There’s something for everyone to hate. For the Tea Party, there’s the specter of tax increases, or at least the expiration of Bush-era tax cuts, which are likely to be recommended by the bipartisan commission formed by the bill. For the left, there’s the feeling that President Obama totally capitulated to hostage-takers and predictions of a complete and utter destruction of the economy. Keynesian economists continue to insist that the economy may be driven into a second recession because of the reduction of economic stimulus. If this happens, the bill could increase rather than decrease the deficits by reducing revenue even more than spending. Bloomberg, not normally a left-leaning organization, also hates the deal. The Heritage Foundation really hates the automatic trigger provision.
Glenn Greenwald, who is well to the left of the President but a political pragmatist at heart, gives what I believe is a pretty good rundown of why the debt ceiling deal was not a capitulation by President Obama. As he says,
Obama’s so-called “bad negotiating” or “weakness” is actually “shrewd negotiation” because he’s getting what he actually wants (which, shockingly, is not always the same as what he publicly says he wants). In this case, what he wants — and has long wanted, as he’s said repeatedly in public — are drastic spending cuts. In other words, he’s willing — eager — to impose the “pain” Cohn describes on those who can least afford to bear it so that he can run for re-election as a compromise-brokering, trans-partisan deficit cutter willing to “take considerable heat from his own party.”

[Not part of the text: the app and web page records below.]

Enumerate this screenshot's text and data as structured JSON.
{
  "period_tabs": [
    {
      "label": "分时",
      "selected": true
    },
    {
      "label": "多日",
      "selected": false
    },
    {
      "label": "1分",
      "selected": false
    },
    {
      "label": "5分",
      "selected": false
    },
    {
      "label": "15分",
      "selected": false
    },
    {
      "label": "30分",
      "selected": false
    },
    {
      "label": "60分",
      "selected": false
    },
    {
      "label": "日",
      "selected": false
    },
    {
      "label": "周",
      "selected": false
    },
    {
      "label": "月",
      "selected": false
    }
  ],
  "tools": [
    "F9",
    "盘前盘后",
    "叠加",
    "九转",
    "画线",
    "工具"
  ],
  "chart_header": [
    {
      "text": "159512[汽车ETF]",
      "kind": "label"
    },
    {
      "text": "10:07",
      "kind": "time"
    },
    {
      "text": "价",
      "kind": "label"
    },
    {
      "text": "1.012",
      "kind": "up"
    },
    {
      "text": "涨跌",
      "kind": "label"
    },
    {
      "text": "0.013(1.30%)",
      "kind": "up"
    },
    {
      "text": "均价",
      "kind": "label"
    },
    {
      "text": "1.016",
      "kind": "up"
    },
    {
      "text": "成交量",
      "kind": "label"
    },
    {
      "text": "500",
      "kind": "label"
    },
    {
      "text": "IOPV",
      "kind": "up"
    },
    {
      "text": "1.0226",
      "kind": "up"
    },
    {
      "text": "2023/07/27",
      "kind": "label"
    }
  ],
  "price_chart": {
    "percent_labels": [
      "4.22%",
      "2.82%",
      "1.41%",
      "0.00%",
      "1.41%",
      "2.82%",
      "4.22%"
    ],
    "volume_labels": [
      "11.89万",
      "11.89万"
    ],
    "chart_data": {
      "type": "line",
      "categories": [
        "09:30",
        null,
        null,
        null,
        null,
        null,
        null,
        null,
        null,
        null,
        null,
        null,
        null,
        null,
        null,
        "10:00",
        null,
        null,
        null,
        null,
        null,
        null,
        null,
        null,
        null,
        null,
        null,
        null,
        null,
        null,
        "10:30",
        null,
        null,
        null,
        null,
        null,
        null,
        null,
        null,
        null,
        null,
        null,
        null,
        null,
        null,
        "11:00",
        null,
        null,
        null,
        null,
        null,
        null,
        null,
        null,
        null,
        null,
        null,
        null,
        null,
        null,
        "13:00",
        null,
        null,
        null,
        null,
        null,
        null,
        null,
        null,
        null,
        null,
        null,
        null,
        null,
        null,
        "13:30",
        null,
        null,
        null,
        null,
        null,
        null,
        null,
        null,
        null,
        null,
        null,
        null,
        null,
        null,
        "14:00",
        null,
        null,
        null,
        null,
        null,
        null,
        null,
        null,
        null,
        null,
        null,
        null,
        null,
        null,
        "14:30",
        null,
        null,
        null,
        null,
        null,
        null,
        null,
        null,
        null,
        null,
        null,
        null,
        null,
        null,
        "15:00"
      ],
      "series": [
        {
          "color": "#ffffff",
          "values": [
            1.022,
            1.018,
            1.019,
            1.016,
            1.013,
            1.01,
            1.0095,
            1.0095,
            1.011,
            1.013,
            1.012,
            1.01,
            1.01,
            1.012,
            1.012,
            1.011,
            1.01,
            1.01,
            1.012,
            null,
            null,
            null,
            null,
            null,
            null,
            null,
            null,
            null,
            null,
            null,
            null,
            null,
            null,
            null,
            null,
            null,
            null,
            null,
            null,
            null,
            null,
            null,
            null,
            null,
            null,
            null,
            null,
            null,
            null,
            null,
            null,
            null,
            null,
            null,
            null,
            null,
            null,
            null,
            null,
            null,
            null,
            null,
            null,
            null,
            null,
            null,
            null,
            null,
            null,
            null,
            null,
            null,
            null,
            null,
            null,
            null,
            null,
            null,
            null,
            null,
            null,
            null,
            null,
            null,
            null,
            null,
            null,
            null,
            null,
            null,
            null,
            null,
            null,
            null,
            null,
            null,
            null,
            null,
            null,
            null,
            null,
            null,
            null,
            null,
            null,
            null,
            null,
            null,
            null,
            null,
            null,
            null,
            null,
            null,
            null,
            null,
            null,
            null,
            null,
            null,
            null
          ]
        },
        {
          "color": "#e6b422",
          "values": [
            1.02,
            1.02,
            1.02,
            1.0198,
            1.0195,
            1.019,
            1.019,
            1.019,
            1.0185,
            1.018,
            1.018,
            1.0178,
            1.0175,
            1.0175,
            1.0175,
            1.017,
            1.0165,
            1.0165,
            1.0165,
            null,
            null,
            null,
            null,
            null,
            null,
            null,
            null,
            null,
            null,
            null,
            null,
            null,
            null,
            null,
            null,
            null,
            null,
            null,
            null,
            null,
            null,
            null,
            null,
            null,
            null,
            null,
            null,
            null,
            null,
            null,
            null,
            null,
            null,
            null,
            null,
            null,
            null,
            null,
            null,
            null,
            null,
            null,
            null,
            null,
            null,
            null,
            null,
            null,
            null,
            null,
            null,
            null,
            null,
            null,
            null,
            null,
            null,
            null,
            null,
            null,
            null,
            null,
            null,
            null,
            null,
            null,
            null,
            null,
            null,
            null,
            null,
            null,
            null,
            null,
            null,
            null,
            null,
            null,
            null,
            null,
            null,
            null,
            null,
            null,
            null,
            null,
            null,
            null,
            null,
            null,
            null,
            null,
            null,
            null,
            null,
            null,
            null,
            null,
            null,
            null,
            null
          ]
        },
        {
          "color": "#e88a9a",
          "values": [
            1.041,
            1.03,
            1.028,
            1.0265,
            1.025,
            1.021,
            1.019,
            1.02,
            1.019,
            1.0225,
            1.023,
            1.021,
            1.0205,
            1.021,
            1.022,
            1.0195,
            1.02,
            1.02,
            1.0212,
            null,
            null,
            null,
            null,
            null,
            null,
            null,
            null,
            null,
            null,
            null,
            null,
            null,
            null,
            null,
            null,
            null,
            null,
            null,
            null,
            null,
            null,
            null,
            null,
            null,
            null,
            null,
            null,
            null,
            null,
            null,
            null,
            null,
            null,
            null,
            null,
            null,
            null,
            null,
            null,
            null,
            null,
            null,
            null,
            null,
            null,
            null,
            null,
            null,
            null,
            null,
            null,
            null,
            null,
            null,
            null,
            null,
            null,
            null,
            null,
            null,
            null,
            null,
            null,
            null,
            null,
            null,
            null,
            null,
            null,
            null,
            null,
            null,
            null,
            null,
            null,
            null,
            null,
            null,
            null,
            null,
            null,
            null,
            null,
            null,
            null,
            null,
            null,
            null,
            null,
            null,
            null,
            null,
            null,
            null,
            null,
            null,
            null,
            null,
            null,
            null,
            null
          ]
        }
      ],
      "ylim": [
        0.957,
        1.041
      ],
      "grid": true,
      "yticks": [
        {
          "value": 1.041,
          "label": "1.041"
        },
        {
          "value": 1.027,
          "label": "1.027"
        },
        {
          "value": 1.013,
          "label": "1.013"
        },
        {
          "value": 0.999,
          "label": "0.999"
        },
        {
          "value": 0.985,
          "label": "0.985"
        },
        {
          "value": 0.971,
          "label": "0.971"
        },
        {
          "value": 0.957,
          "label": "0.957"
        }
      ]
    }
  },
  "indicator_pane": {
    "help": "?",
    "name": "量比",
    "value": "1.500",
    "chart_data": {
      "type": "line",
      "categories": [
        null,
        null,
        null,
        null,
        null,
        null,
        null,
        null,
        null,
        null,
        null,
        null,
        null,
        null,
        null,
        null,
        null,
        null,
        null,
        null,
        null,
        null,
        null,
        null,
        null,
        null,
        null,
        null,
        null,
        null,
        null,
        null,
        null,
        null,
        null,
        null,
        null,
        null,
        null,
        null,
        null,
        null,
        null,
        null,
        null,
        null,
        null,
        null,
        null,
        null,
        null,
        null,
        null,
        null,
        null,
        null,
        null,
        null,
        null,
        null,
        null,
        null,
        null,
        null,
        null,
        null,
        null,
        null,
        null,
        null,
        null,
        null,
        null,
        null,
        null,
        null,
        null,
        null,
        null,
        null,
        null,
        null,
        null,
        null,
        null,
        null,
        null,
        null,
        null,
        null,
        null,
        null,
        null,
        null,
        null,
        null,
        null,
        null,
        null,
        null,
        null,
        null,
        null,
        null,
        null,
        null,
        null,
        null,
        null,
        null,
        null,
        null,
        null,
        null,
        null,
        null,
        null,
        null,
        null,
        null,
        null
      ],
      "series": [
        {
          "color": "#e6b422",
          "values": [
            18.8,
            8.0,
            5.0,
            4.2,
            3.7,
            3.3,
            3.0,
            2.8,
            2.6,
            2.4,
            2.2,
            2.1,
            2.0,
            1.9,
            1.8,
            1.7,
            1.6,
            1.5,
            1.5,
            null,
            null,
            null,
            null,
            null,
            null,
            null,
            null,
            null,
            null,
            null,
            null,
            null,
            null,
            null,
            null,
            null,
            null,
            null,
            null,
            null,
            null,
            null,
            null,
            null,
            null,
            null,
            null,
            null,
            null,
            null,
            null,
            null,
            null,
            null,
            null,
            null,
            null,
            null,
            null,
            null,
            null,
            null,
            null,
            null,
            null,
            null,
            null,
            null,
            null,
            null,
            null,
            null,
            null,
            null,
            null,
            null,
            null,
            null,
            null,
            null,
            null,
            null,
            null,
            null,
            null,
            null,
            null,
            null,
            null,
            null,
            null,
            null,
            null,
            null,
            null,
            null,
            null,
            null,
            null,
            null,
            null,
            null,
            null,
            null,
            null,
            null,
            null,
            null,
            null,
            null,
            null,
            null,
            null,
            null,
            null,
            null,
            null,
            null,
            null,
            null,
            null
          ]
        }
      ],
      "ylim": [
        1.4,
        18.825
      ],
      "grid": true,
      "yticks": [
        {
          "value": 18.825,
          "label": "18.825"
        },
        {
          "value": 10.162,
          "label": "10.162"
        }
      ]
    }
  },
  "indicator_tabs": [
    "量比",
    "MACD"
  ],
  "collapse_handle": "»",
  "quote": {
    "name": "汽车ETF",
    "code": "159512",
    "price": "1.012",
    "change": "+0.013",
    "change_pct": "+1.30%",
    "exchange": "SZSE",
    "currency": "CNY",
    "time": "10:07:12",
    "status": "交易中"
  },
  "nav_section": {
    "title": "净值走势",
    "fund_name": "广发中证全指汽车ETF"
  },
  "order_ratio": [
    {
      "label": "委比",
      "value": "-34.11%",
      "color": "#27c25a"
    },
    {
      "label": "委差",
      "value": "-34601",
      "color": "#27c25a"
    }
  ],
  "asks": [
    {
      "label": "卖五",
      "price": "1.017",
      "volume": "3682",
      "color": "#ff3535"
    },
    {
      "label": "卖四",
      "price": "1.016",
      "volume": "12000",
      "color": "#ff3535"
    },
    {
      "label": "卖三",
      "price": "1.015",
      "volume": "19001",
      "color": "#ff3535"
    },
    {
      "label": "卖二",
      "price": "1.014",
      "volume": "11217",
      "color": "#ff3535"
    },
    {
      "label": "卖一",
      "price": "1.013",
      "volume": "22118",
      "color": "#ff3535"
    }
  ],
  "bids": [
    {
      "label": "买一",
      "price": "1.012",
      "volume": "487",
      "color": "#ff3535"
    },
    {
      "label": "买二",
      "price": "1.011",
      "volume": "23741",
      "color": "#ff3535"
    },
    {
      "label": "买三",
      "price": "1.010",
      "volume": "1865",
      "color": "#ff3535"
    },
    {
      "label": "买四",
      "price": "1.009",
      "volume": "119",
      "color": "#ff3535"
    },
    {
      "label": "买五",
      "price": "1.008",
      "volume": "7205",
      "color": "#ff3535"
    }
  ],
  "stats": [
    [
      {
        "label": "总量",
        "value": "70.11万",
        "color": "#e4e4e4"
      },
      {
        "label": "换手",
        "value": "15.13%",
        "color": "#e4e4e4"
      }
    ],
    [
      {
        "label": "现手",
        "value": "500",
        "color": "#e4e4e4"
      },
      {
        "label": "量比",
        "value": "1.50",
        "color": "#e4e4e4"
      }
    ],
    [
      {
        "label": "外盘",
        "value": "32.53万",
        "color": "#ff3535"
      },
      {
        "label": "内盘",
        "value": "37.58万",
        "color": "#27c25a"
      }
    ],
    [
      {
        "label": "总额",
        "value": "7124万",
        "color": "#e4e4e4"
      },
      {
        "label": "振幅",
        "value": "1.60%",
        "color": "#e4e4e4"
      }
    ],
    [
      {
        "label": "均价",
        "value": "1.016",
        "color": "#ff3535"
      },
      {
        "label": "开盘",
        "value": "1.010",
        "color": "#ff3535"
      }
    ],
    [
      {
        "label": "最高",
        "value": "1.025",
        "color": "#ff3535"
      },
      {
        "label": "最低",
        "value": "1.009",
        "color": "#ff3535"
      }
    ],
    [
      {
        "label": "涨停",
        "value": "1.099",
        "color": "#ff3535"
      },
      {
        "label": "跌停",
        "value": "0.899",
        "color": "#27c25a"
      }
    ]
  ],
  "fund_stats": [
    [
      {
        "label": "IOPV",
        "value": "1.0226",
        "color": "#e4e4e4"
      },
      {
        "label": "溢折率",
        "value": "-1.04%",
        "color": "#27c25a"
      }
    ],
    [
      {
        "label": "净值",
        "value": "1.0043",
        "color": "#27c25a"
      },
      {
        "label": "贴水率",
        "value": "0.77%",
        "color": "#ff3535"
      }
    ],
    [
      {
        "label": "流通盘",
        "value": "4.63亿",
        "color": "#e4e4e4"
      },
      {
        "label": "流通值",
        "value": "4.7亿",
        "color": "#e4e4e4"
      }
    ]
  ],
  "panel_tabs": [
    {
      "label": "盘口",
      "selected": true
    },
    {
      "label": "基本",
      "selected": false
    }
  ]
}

The bill establishes a bipartisan commission, six Democrats and six Republicans (a total of 12, with six from the House and six from the Senate), which will recommend the $1.2 trillion in promised cuts. If they fail to do so, then an automatic trigger cuts defense spending by about $50 billion (“defense” means Departments of Defense and Homeland Security under so-called Function 050) and non-defense discretionary spending by $50 billion. Medicaid, Social Security, Veterans benefits, and other entitlement/social programs would be exempt from these cuts.
Like the earlier Defense Base Realignment and Closure (BRAC) Commission, the “Super-Congress” recommendations would be subject to an up-or-down vote in both houses of Congress, without any possibility of amendments.
I’m guessing that the “Super-Congress” will necessarily use the Simpson-Bowles Commission recommendations as a starting point, given the limited amount of time available to them and the importance of the task. No one wants to see the automatic trigger take a meat cleaver to the budget. I think that’s what President Obama intends, as well. I tend to side with those that think he got the best deal possible, given the weak hand he was dealt.
- Pelosi’s Gutsy Stand (thedailybeast.com)
- House Passes Debt Limit Deal (huffingtonpost.com)
- House Democrats Not Whipping Debt Ceiling Bill (politicalwire.com)
- House of Representatives passes debt bill (guardian.co.uk)